THE House committee on good government on Tuesday ordered the release of six Ilocos Norte provincial government officers who were detained for almost two months at the Batasang Pambansa for refusing to cooperate in its hearing on the alleged misuse of P66.45 million in tobacco excise tax funds.
Ilocos Rep. Rodolfo Fariñas moved for the release of six officers—known as the “Ilocos Six”—after they “regained their memory” during the latest hearing.
Ordered released were Ilocos Norte financial officers Pedro Agcaoili, Evangeline Tabulog, Josephine Calajate, Eden Battulayan, Genedine Jambaro, and Encarnacion Gaor.
Surigao del Sur 2nd District Rep. Johnny Pimentel said the release of the Ilocos Six did not mean that his panel would end its inquiry.
“I want to make it clear that the release of the six officials does not mean that we are already terminating the proceedings,” he said in a press conference after the hearing.
He said Ilocos Norte Imee Marcos would be invited again to the next hearingon Aug. 9.
Marcos on Tuesday faced lawmakers at a congressional probe into the provincial capitol’s alleged misuse of P66.45 million worth of tobacco excise funds from 2011 to 2012 after they threatened to detain her if she refuses to testify.
“The two transactions were direct contracting. Direct contracting is something that the Bids and Awards Committee recommended that we had to resort to because there was only a single supplier that can comply with the requirements,” she said.
Marcos said only Foton had brand new, diesel-powered mini-trucks with the right specifications.
“The most important thing is that the government did not lose money,” Marcos said.
Marcos attended the hearing accompanied by her mother, Ilocos Norte Rep. Imelda Marcos and former senator Juan Ponce Enrile.
During the hearing, Marcos apologized before the panel over her statement that “yellow forces” offered P100 million to ensure her detention at the House.
“I apologize and withdraw the statement. It is my mere suspicion and even if there was a source, I withdraw my accusation,” Marcos said as she was pressed by Fariñas to reveal her source on the matter.
“I apologize to the congressmen if this is offensive…,” she said.
Marcos said she was happy her employees can finally go home to their families after 55 days in detention even as she said “there was no anomaly” and “no corruption” in all transactions on the purchases of motor vehicles.
The six Ilocos Norte employees admitted Tuesday they made the transactions involving the alleged anomalous procurement of the provincial government”s 115 vehicles using tobacco excise tax funds.
The House committee on good government and public accountability has been investigating the transactions involving the Ilocos Norte provincial government’s purchase of 115 vehicles worth P66.4 million using the province’s share in the proceeds from excise taxes collected from locally produced Virginia-type cigarettes.

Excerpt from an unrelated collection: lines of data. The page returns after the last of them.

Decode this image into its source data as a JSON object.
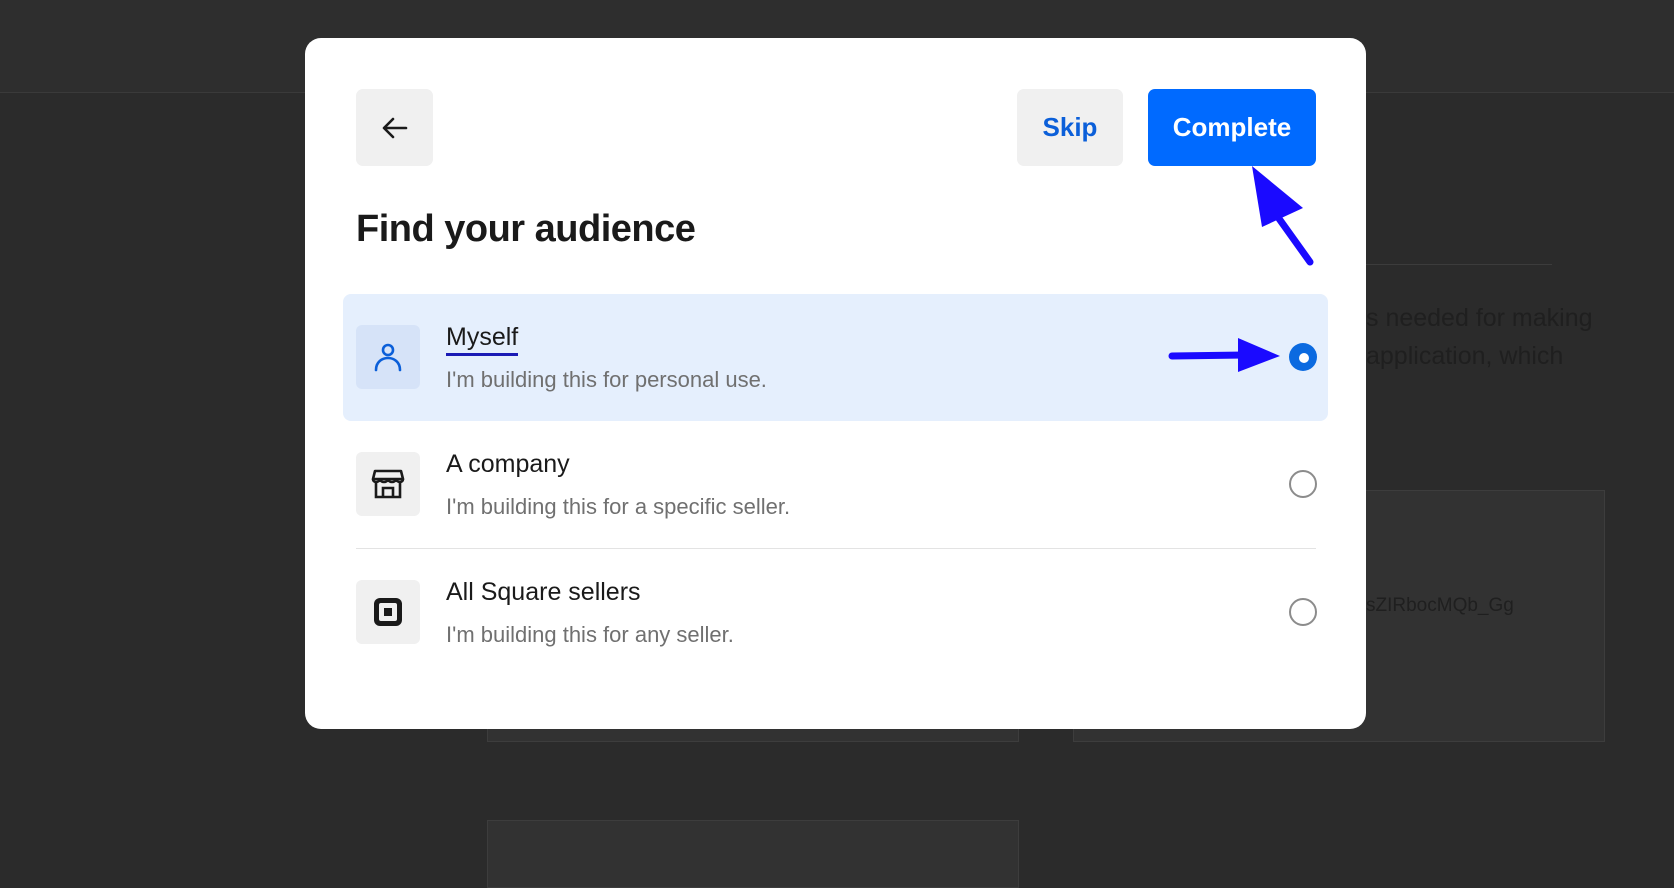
{
  "background": {
    "text_line_1": "s needed for making",
    "text_line_2": "application, which",
    "key_fragment": "sZIRbocMQb_Gg"
  },
  "modal": {
    "back_icon": "arrow-left-icon",
    "skip_label": "Skip",
    "complete_label": "Complete",
    "title": "Find your audience",
    "options": [
      {
        "label": "Myself",
        "description": "I'm building this for personal use.",
        "icon": "person-icon",
        "selected": true
      },
      {
        "label": "A company",
        "description": "I'm building this for a specific seller.",
        "icon": "storefront-icon",
        "selected": false
      },
      {
        "label": "All Square sellers",
        "description": "I'm building this for any seller.",
        "icon": "square-logo-icon",
        "selected": false
      }
    ]
  },
  "colors": {
    "accent": "#006aff",
    "selected_bg": "#e5effd",
    "annotation_arrow": "#1a0aff"
  }
}
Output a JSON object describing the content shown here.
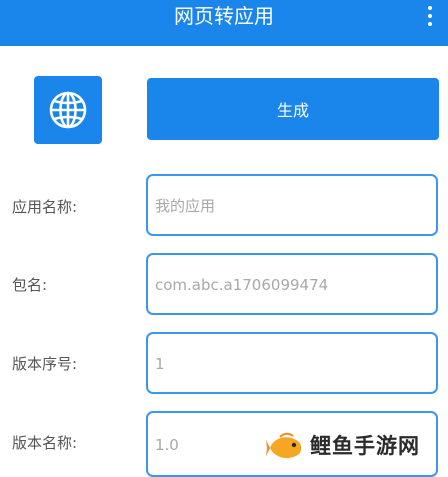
{
  "app_bar": {
    "title": "网页转应用",
    "overflow_icon": "more-vert-icon",
    "color": "#1a86ec"
  },
  "app_icon": {
    "icon": "globe-icon"
  },
  "generate_button": {
    "label": "生成"
  },
  "form": {
    "app_name": {
      "label": "应用名称:",
      "value": "",
      "placeholder": "我的应用"
    },
    "package_name": {
      "label": "包名:",
      "value": "",
      "placeholder": "com.abc.a1706099474"
    },
    "version_code": {
      "label": "版本序号:",
      "value": "",
      "placeholder": "1"
    },
    "version_name": {
      "label": "版本名称:",
      "value": "",
      "placeholder": "1.0"
    }
  },
  "watermark": {
    "text": "鲤鱼手游网",
    "icon": "fish-logo-icon"
  }
}
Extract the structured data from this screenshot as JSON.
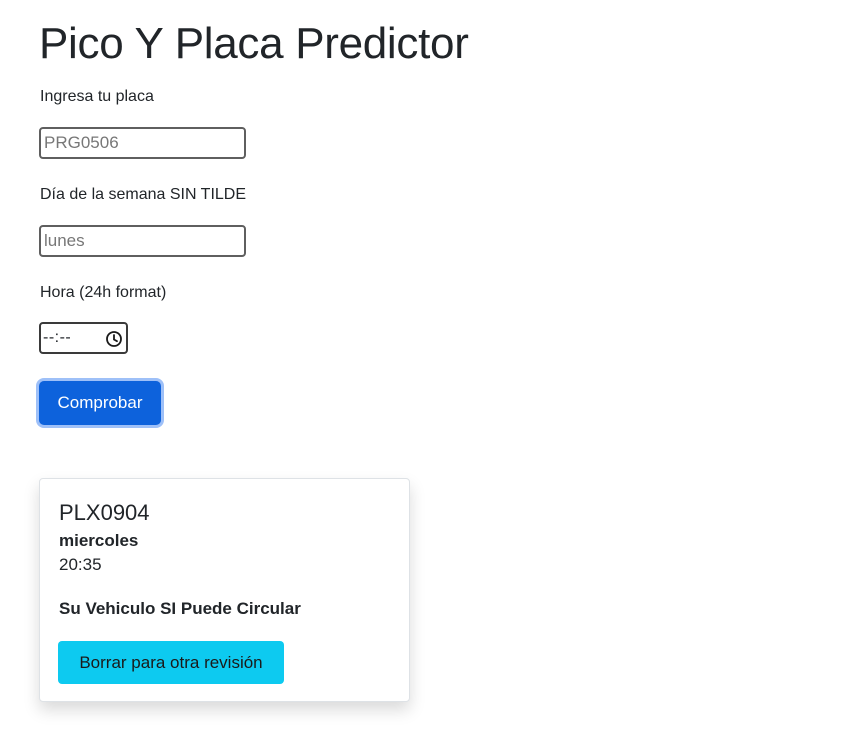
{
  "page": {
    "title": "Pico Y Placa Predictor"
  },
  "form": {
    "plate_label": "Ingresa tu placa",
    "plate_placeholder": "PRG0506",
    "plate_value": "",
    "day_label": "Día de la semana SIN TILDE",
    "day_placeholder": "lunes",
    "day_value": "",
    "hour_label": "Hora (24h format)",
    "hour_value": "--:--",
    "hour_icon": "clock-icon",
    "submit_label": "Comprobar"
  },
  "result": {
    "plate": "PLX0904",
    "day": "miercoles",
    "time": "20:35",
    "message": "Su Vehiculo SI Puede Circular",
    "reset_label": "Borrar para otra revisión"
  },
  "colors": {
    "primary": "#0d62dc",
    "primary_focus_ring": "#9ec0f8",
    "info": "#0dcaf0",
    "text": "#212529"
  }
}
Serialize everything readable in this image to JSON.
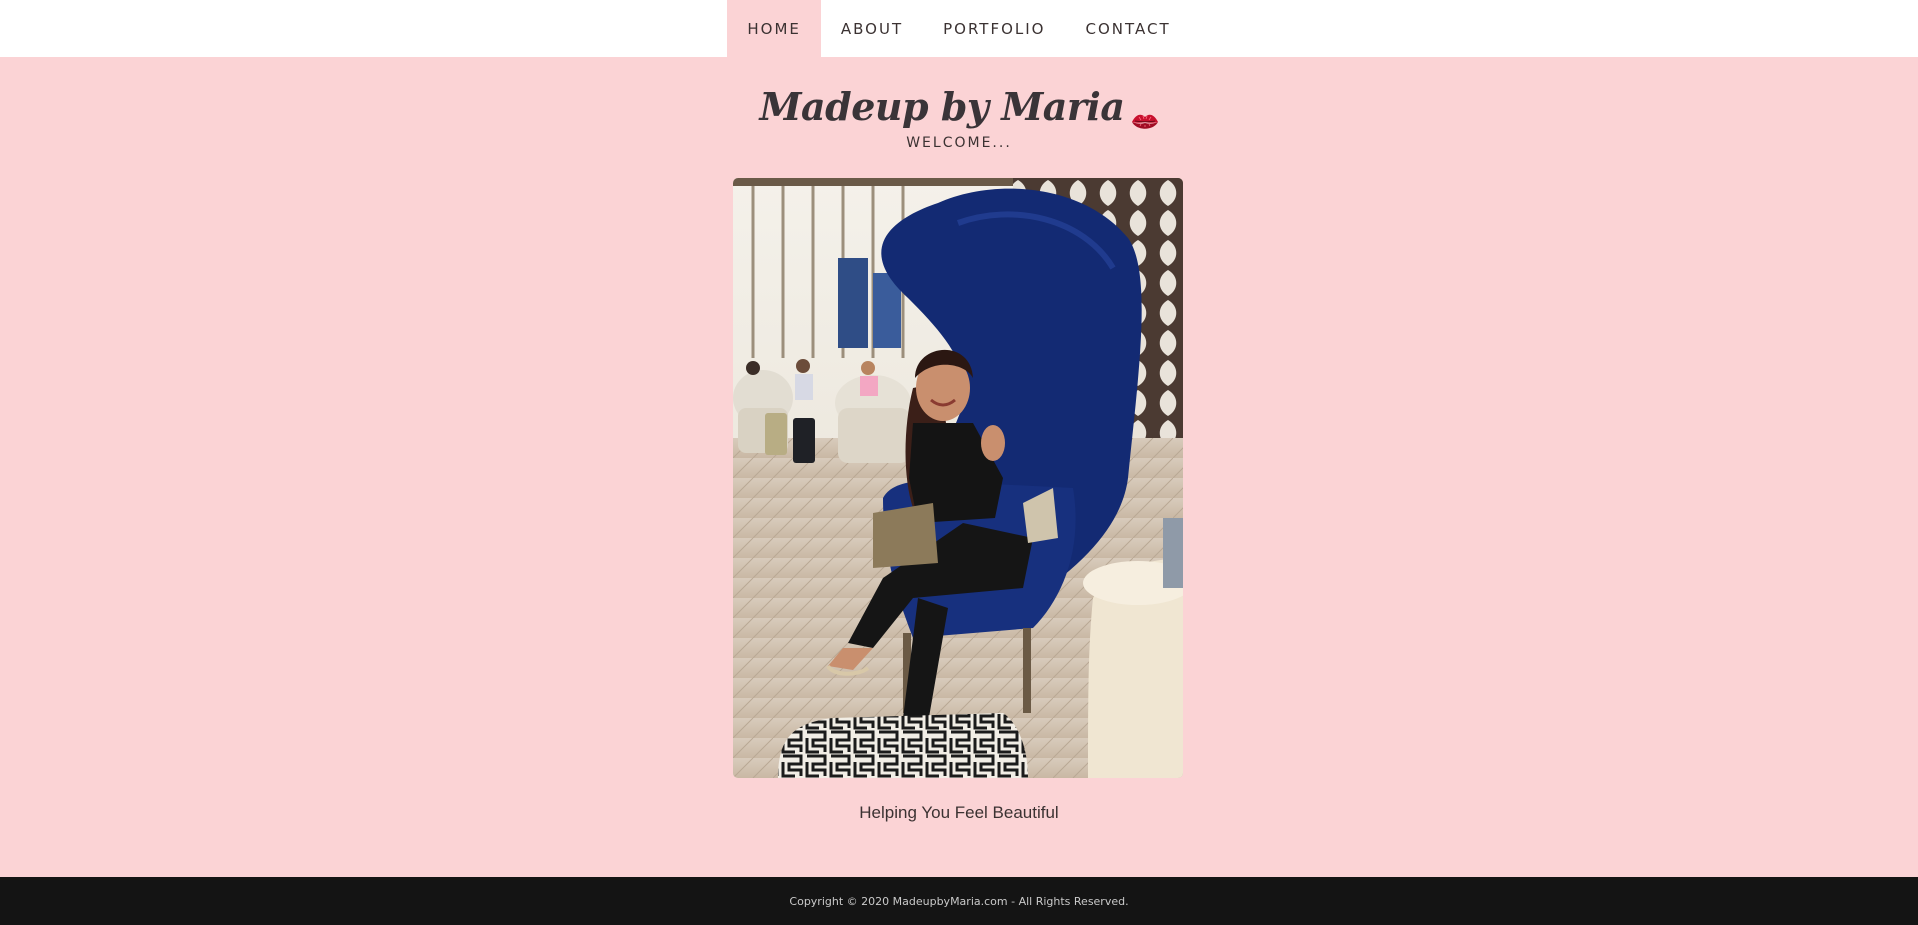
{
  "nav": {
    "items": [
      {
        "label": "HOME",
        "active": true
      },
      {
        "label": "ABOUT",
        "active": false
      },
      {
        "label": "PORTFOLIO",
        "active": false
      },
      {
        "label": "CONTACT",
        "active": false
      }
    ]
  },
  "header": {
    "title": "Madeup by Maria",
    "title_icon": "kiss-lips-icon",
    "subtitle": "WELCOME..."
  },
  "main": {
    "photo_subject": "portrait-photo",
    "caption": "Helping You Feel Beautiful"
  },
  "footer": {
    "copyright": "Copyright © 2020 MadeupbyMaria.com - All Rights Reserved."
  },
  "colors": {
    "background": "#fbd3d5",
    "nav_background": "#ffffff",
    "text": "#3b3232",
    "footer_background": "#141414",
    "accent_lips": "#c8102e"
  }
}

The vehicles–40 multicabs worth P18.6 million, five second hand Hyundai buses costing P15.3 million and 70 mini-trucks priced at P32.5 million—were procured in 2011 and 2012 using cash advances from the tobacco excise tax proceeds instead of undergoing public bidding.
Marcos stayed away from two previous hearings, prompting the committee members to issue her a warning that she would be arrested if she failed to appear again.